---------- MATERIAL FOR THIS EXERCISE ----------

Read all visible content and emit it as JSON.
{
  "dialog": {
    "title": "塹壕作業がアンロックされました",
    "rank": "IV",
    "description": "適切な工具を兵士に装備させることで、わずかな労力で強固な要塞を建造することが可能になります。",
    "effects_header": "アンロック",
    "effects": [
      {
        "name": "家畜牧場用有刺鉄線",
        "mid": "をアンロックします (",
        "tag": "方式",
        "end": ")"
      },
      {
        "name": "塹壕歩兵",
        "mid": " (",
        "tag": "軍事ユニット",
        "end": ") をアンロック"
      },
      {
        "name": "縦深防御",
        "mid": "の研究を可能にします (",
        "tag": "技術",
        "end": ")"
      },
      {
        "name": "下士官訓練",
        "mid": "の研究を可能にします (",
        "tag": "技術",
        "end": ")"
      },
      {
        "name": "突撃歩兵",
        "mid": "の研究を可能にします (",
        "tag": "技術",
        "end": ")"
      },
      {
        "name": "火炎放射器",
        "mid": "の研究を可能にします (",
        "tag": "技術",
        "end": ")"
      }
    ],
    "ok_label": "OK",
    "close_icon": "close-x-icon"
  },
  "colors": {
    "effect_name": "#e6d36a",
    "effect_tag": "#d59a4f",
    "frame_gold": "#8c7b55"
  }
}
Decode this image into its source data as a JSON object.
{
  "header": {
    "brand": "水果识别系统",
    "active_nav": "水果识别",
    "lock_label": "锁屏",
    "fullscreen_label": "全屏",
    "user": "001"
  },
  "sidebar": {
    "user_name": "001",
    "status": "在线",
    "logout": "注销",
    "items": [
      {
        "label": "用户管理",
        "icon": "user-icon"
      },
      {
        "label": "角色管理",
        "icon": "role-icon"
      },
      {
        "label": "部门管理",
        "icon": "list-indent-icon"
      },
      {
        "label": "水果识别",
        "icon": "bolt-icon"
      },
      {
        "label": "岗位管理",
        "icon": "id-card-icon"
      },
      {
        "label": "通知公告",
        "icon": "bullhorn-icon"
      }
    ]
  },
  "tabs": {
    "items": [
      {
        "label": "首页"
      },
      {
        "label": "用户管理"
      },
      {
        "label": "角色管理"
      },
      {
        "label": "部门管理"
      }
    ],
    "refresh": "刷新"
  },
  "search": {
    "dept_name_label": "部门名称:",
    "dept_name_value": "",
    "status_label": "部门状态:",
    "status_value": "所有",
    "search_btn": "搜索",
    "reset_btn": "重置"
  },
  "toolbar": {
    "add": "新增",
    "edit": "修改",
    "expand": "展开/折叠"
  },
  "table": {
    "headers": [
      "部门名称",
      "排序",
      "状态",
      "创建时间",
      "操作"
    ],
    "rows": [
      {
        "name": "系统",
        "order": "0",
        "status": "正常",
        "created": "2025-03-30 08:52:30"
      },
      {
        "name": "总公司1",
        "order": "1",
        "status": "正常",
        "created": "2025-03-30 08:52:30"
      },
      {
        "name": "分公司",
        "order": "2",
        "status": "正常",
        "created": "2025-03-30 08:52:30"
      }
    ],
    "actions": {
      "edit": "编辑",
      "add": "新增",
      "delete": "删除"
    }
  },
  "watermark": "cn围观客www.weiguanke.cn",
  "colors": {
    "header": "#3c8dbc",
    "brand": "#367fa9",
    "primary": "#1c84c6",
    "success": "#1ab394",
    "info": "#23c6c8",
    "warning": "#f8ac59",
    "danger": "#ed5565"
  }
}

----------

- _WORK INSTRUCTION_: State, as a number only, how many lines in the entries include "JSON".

- _SOLUTION TO THE EXERCISE_: 2